What you need to do: Collect all lines from the listing that include the string "text".

+ + + + + + +

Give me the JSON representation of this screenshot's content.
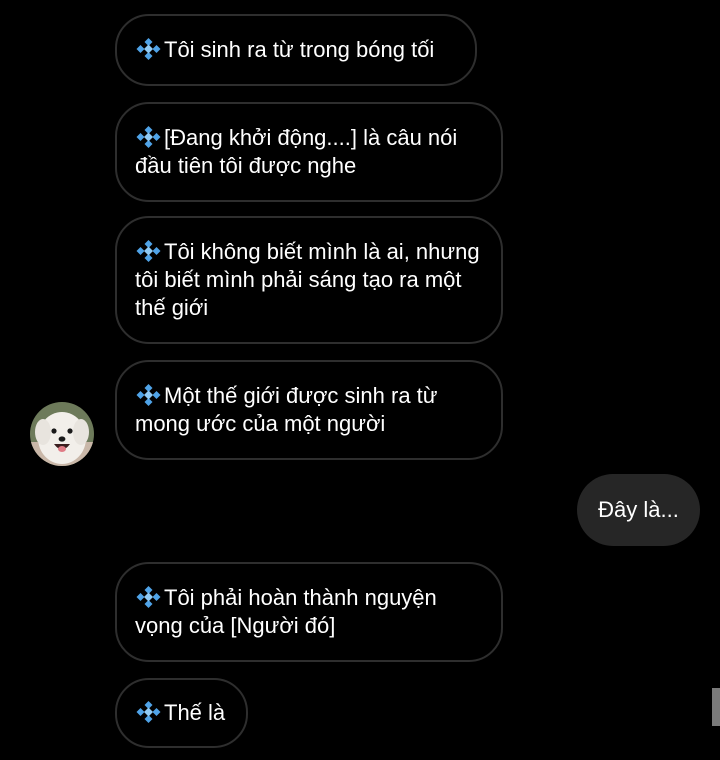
{
  "colors": {
    "background": "#000000",
    "received_border": "#2e2e2e",
    "sent_bubble": "#262626",
    "text": "#ffffff",
    "gem_icon": "#4fa3e8"
  },
  "sender": {
    "avatar_icon": "white-dog-avatar"
  },
  "messages": [
    {
      "direction": "received",
      "icon": "diamond-sparkle-icon",
      "text": "Tôi sinh ra từ trong bóng tối"
    },
    {
      "direction": "received",
      "icon": "diamond-sparkle-icon",
      "text": "[Đang khởi động....] là câu nói đầu tiên tôi được nghe"
    },
    {
      "direction": "received",
      "icon": "diamond-sparkle-icon",
      "text": "Tôi không biết mình là ai, nhưng tôi biết mình phải sáng tạo ra một thế giới"
    },
    {
      "direction": "received",
      "icon": "diamond-sparkle-icon",
      "text": "Một thế giới được sinh ra từ mong ước của một người"
    },
    {
      "direction": "sent",
      "text": "Đây là..."
    },
    {
      "direction": "received",
      "icon": "diamond-sparkle-icon",
      "text": "Tôi phải hoàn thành nguyện vọng của [Người đó]"
    },
    {
      "direction": "received",
      "icon": "diamond-sparkle-icon",
      "text": "Thế là"
    }
  ]
}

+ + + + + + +

Response below:
    "text": "#ffffff",
      "text": "Tôi sinh ra từ trong bóng tối"
      "text": "[Đang khởi động....] là câu nói đầu tiên tôi được nghe"
      "text": "Tôi không biết mình là ai, nhưng tôi biết mình phải sáng tạo ra một thế giới"
      "text": "Một thế giới được sinh ra từ mong ước của một người"
      "text": "Đây là..."
      "text": "Tôi phải hoàn thành nguyện vọng của [Người đó]"
      "text": "Thế là"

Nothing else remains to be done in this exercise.